◆ **Action item**:
The expected answer comprises all lines from the entries that contain the string "Datenträger".

(Excerpts from an interface dataset)
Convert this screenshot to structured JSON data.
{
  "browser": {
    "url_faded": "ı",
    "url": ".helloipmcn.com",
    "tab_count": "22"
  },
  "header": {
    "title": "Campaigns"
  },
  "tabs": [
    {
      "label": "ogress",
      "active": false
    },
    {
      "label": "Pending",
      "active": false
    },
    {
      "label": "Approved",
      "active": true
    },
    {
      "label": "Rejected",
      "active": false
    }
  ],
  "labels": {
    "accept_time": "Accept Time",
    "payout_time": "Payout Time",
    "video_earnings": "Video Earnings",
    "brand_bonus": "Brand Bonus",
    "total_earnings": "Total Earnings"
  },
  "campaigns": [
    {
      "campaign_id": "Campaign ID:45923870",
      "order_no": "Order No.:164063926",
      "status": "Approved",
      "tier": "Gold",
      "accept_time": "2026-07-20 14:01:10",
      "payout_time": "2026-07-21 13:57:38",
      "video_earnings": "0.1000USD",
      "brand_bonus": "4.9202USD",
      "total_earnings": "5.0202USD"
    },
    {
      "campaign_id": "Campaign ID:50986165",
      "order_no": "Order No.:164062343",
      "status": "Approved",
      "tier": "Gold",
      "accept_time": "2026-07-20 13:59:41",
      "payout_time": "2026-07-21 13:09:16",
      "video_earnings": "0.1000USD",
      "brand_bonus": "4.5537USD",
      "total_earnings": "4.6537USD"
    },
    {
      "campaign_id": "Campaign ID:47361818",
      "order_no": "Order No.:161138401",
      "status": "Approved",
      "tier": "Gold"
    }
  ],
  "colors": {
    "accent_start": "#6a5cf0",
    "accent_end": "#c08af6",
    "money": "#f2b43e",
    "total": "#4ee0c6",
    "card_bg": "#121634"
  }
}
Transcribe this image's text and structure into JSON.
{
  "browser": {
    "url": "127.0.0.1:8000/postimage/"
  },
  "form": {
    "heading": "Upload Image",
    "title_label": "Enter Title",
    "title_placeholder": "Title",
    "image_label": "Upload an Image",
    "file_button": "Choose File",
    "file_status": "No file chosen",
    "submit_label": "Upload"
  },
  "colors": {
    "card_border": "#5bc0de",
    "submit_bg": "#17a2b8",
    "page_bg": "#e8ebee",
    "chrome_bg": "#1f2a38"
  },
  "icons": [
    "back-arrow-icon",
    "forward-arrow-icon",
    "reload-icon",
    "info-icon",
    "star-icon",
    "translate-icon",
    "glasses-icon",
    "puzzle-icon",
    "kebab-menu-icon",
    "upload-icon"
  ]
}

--

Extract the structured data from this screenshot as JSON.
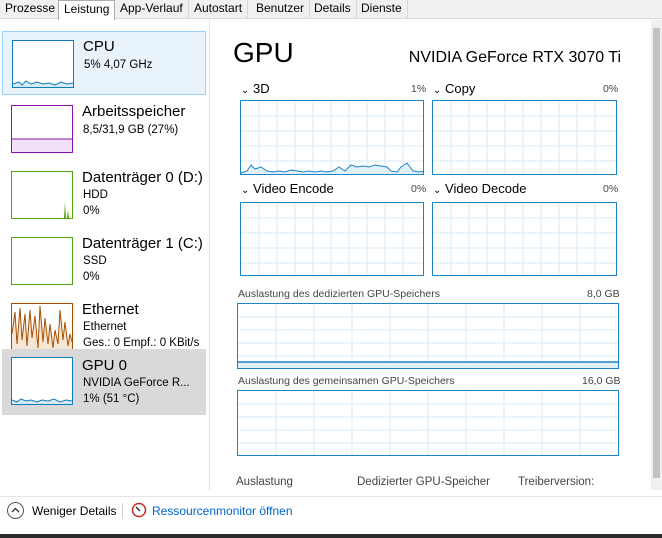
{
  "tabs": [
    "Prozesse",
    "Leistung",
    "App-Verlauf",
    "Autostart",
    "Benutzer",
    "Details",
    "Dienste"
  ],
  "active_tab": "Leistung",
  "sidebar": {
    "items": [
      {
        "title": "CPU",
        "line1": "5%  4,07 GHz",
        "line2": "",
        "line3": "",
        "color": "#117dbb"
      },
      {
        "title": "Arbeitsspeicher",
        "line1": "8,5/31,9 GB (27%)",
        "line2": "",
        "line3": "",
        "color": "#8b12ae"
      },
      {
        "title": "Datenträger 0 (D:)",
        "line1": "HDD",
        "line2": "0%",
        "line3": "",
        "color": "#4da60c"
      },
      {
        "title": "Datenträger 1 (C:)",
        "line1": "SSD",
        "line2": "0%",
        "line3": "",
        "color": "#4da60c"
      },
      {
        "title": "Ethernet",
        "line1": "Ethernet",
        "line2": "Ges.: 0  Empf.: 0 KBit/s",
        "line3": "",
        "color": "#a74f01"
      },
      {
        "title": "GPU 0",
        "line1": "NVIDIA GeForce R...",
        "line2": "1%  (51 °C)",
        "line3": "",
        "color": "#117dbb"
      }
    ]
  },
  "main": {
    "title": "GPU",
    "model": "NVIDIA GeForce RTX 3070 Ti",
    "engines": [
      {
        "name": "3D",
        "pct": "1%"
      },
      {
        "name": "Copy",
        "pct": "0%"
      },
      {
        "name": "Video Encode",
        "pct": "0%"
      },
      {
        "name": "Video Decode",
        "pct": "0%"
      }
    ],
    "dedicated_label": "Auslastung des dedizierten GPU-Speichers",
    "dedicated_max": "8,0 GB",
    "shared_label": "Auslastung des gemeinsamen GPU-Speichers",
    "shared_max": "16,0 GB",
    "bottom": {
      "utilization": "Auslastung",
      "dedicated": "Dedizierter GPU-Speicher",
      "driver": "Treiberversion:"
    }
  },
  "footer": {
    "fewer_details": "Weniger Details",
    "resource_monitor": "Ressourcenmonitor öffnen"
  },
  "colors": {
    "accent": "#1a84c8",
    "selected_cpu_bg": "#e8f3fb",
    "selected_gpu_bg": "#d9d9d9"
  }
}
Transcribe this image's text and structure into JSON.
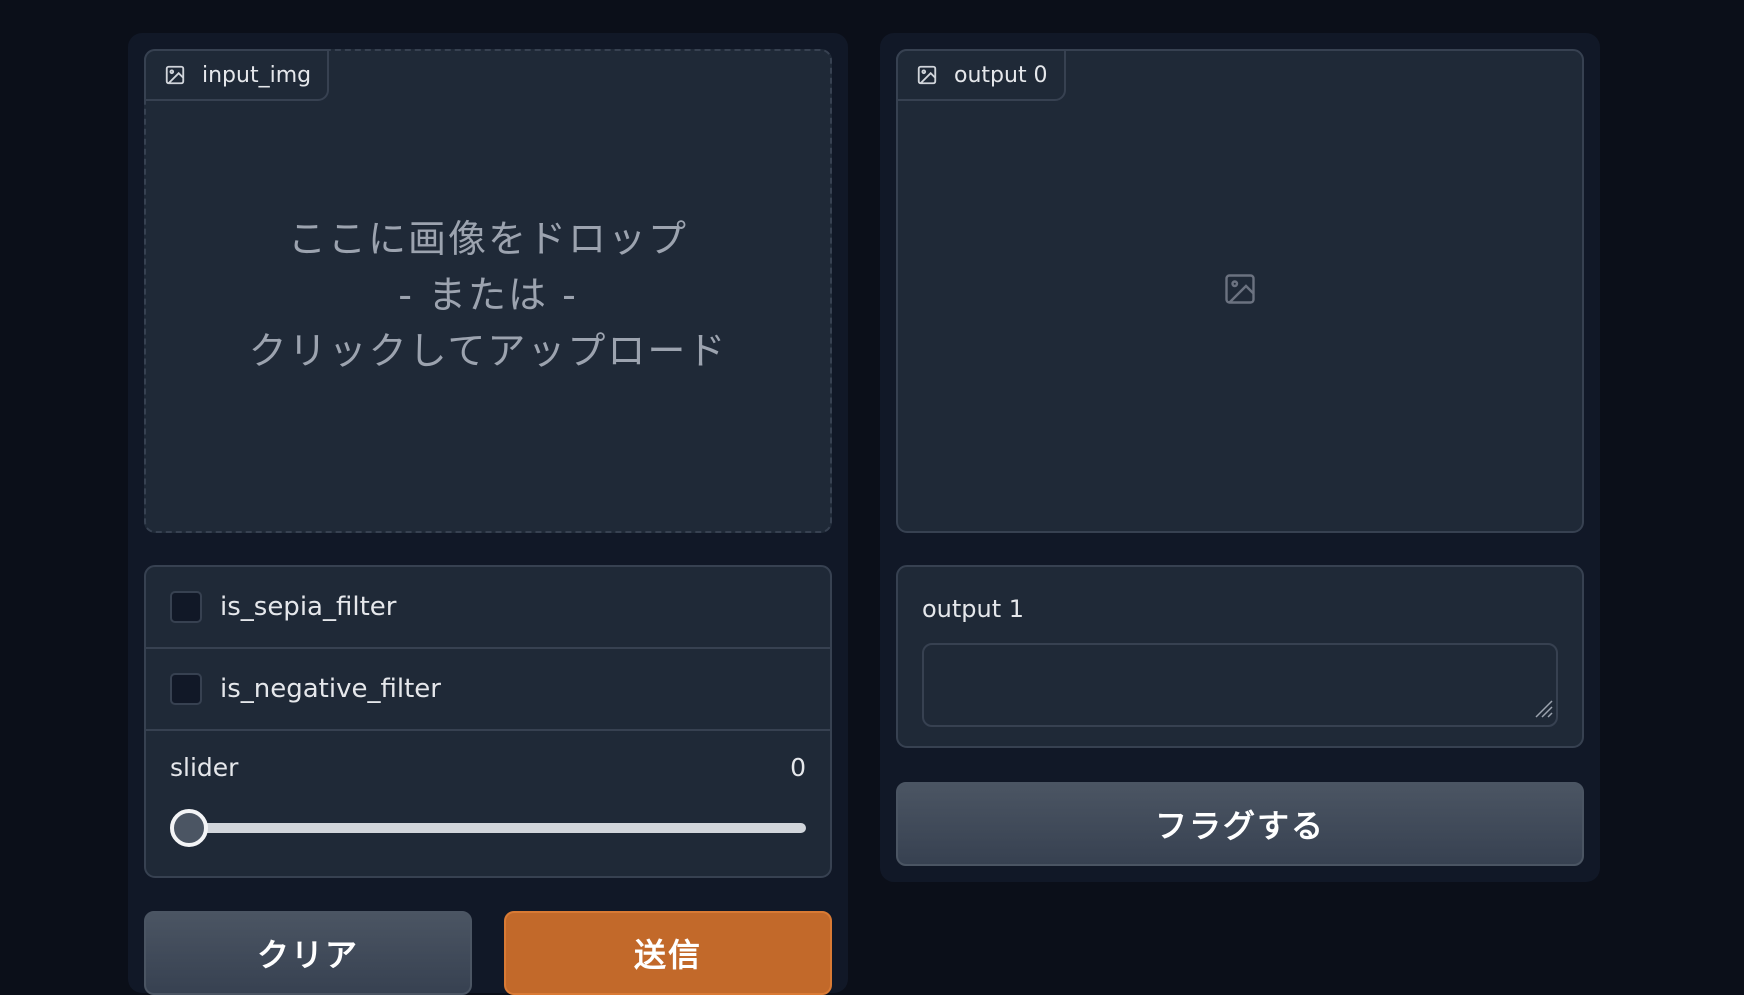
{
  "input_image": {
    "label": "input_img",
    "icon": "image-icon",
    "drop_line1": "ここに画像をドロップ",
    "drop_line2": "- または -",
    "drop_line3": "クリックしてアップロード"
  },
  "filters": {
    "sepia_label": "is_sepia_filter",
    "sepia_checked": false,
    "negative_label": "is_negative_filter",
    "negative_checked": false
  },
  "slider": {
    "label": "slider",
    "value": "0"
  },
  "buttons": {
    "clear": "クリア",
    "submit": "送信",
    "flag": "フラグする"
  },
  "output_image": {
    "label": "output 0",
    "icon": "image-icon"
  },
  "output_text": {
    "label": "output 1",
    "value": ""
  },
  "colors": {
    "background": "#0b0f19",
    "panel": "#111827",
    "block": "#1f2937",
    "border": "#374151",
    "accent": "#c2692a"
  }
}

◆ **Reply**:
        "title": "Datenträger 0 (D:)",
        "title": "Datenträger 1 (C:)",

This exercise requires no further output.